↓↓↓

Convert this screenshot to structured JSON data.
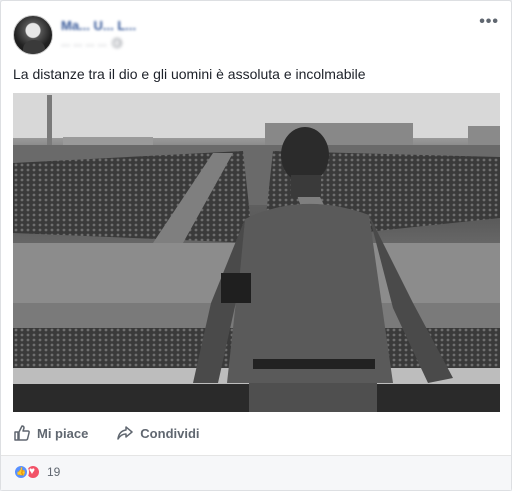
{
  "post": {
    "author": "Ma... U... L...",
    "meta": "... ... ... ...",
    "text": "La distanze tra il dio e gli uomini è assoluta e incolmabile",
    "options_icon": "more-horizontal-icon"
  },
  "actions": {
    "like_label": "Mi piace",
    "share_label": "Condividi"
  },
  "reactions": {
    "count": "19",
    "types": [
      "like",
      "love"
    ]
  },
  "colors": {
    "link_blue": "#365899",
    "like_blue": "#5890ff",
    "love_red": "#f25268",
    "meta_gray": "#90949c"
  }
}
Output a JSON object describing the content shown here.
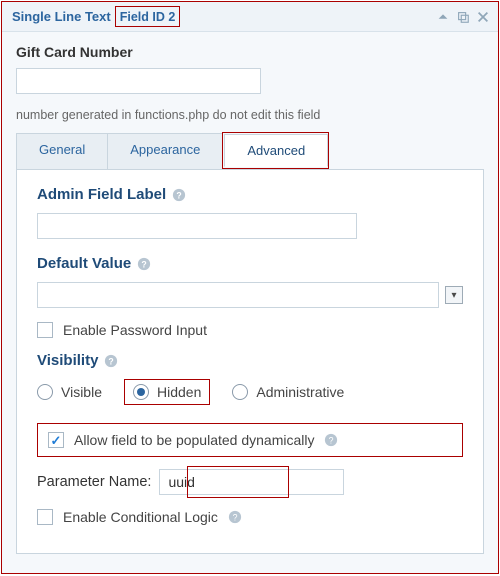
{
  "header": {
    "title": "Single Line Text",
    "field_id": "Field ID 2"
  },
  "gift_card": {
    "label": "Gift Card Number",
    "value": "",
    "note": "number generated in functions.php do not edit this field"
  },
  "tabs": {
    "general": "General",
    "appearance": "Appearance",
    "advanced": "Advanced",
    "active": "advanced"
  },
  "advanced": {
    "admin_field_label": {
      "label": "Admin Field Label",
      "value": ""
    },
    "default_value": {
      "label": "Default Value",
      "value": ""
    },
    "enable_password": {
      "label": "Enable Password Input",
      "checked": false
    },
    "visibility": {
      "label": "Visibility",
      "options": {
        "visible": "Visible",
        "hidden": "Hidden",
        "administrative": "Administrative"
      },
      "selected": "hidden"
    },
    "allow_dynamic": {
      "label": "Allow field to be populated dynamically",
      "checked": true
    },
    "parameter_name": {
      "label": "Parameter Name:",
      "value": "uuid"
    },
    "conditional_logic": {
      "label": "Enable Conditional Logic",
      "checked": false
    }
  }
}
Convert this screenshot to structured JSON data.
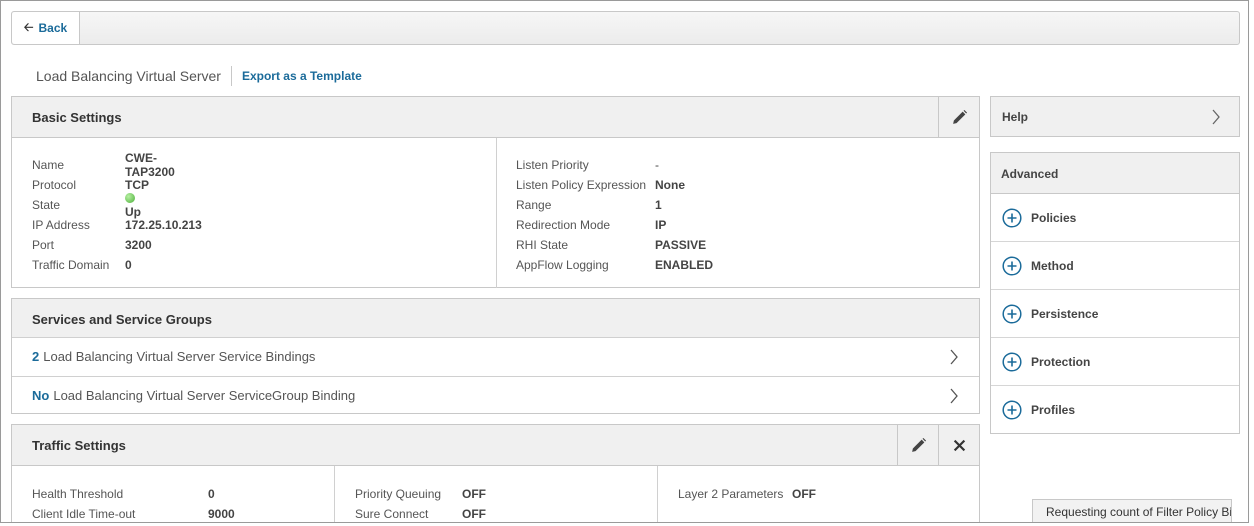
{
  "nav": {
    "back_label": "Back"
  },
  "page": {
    "title": "Load Balancing Virtual Server",
    "export_label": "Export as a Template"
  },
  "basic_settings": {
    "title": "Basic Settings",
    "left": [
      {
        "label": "Name",
        "value": "CWE-TAP3200"
      },
      {
        "label": "Protocol",
        "value": "TCP"
      },
      {
        "label": "State",
        "value": "Up"
      },
      {
        "label": "IP Address",
        "value": "172.25.10.213"
      },
      {
        "label": "Port",
        "value": "3200"
      },
      {
        "label": "Traffic Domain",
        "value": "0"
      }
    ],
    "right": [
      {
        "label": "Listen Priority",
        "value": "-"
      },
      {
        "label": "Listen Policy Expression",
        "value": "None"
      },
      {
        "label": "Range",
        "value": "1"
      },
      {
        "label": "Redirection Mode",
        "value": "IP"
      },
      {
        "label": "RHI State",
        "value": "PASSIVE"
      },
      {
        "label": "AppFlow Logging",
        "value": "ENABLED"
      }
    ],
    "state_color": "#4caf3a"
  },
  "services": {
    "title": "Services and Service Groups",
    "rows": [
      {
        "count": "2",
        "text": "Load Balancing Virtual Server Service Bindings"
      },
      {
        "count": "No",
        "text": "Load Balancing Virtual Server ServiceGroup Binding"
      }
    ]
  },
  "traffic_settings": {
    "title": "Traffic Settings",
    "col1": [
      {
        "label": "Health Threshold",
        "value": "0"
      },
      {
        "label": "Client Idle Time-out",
        "value": "9000"
      }
    ],
    "col2": [
      {
        "label": "Priority Queuing",
        "value": "OFF"
      },
      {
        "label": "Sure Connect",
        "value": "OFF"
      }
    ],
    "col3": [
      {
        "label": "Layer 2 Parameters",
        "value": "OFF"
      }
    ]
  },
  "help": {
    "label": "Help"
  },
  "advanced": {
    "title": "Advanced",
    "items": [
      {
        "label": "Policies"
      },
      {
        "label": "Method"
      },
      {
        "label": "Persistence"
      },
      {
        "label": "Protection"
      },
      {
        "label": "Profiles"
      }
    ]
  },
  "status": {
    "text": "Requesting count of Filter Policy Bi"
  },
  "colors": {
    "link": "#1b6b9a",
    "accent_plus": "#1b6b9a",
    "header_bg": "#f0f0f0"
  }
}
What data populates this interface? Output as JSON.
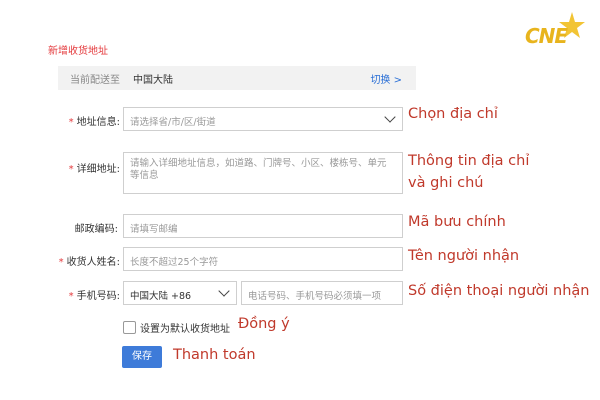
{
  "title": "新增收货地址",
  "ship_bar": {
    "prefix": "当前配送至",
    "region": "中国大陆",
    "switch_label": "切换 >"
  },
  "form": {
    "address": {
      "label": "地址信息:",
      "placeholder": "请选择省/市/区/街道"
    },
    "detail": {
      "label": "详细地址:",
      "placeholder": "请输入详细地址信息，如道路、门牌号、小区、楼栋号、单元等信息"
    },
    "postcode": {
      "label": "邮政编码:",
      "placeholder": "请填写邮编"
    },
    "name": {
      "label": "收货人姓名:",
      "placeholder": "长度不超过25个字符"
    },
    "phone": {
      "label": "手机号码:",
      "country_code": "中国大陆 +86",
      "placeholder": "电话号码、手机号码必须填一项"
    },
    "default_checkbox_label": "设置为默认收货地址",
    "save_label": "保存"
  },
  "annotations": {
    "address": "Chọn địa chỉ",
    "detail_line1": "Thông tin địa chỉ",
    "detail_line2": "và ghi chú",
    "postcode": "Mã bưu chính",
    "name": "Tên người nhận",
    "phone": "Số điện thoại người nhận",
    "checkbox": "Đồng ý",
    "save": "Thanh toán"
  },
  "logo": {
    "text": "CNE"
  },
  "colors": {
    "accent_red": "#e4393c",
    "link_blue": "#2a6fd6",
    "button_blue": "#3e7bd9",
    "annotation_red": "#c0392b",
    "logo_gold": "#e8b41d"
  }
}
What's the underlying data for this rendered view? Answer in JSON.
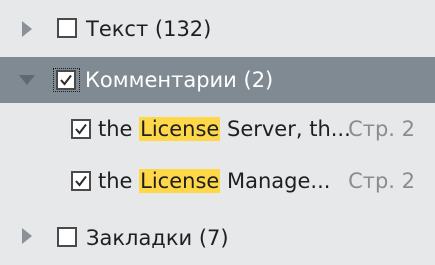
{
  "tree": {
    "text_node": {
      "label": "Текст (132)",
      "checked": false,
      "expanded": false
    },
    "comments_node": {
      "label": "Комментарии (2)",
      "checked": true,
      "expanded": true,
      "items": [
        {
          "prefix": "the ",
          "highlight": "License",
          "suffix": " Server, th...",
          "page": "Стр. 2",
          "checked": true
        },
        {
          "prefix": "the ",
          "highlight": "License",
          "suffix": "  Manage...",
          "page": "Стр. 2",
          "checked": true
        }
      ]
    },
    "bookmarks_node": {
      "label": "Закладки (7)",
      "checked": false,
      "expanded": false
    }
  },
  "colors": {
    "background": "#e6e8ea",
    "selected_row": "#7f8a93",
    "highlight": "#ffd84a",
    "page_text": "#8c8c8c"
  },
  "icons": {
    "collapsed": "chevron-right-icon",
    "expanded": "chevron-down-icon",
    "check": "checkmark-icon"
  }
}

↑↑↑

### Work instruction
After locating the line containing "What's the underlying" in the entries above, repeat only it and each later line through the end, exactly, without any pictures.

### Exercise solution
What's the underlying data for this rendered view? Answer in JSON.
{
  "tree": {
    "text_node": {
      "label": "Текст (132)",
      "checked": false,
      "expanded": false
    },
    "comments_node": {
      "label": "Комментарии (2)",
      "checked": true,
      "expanded": true,
      "items": [
        {
          "prefix": "the ",
          "highlight": "License",
          "suffix": " Server, th...",
          "page": "Стр. 2",
          "checked": true
        },
        {
          "prefix": "the ",
          "highlight": "License",
          "suffix": "  Manage...",
          "page": "Стр. 2",
          "checked": true
        }
      ]
    },
    "bookmarks_node": {
      "label": "Закладки (7)",
      "checked": false,
      "expanded": false
    }
  },
  "colors": {
    "background": "#e6e8ea",
    "selected_row": "#7f8a93",
    "highlight": "#ffd84a",
    "page_text": "#8c8c8c"
  },
  "icons": {
    "collapsed": "chevron-right-icon",
    "expanded": "chevron-down-icon",
    "check": "checkmark-icon"
  }
}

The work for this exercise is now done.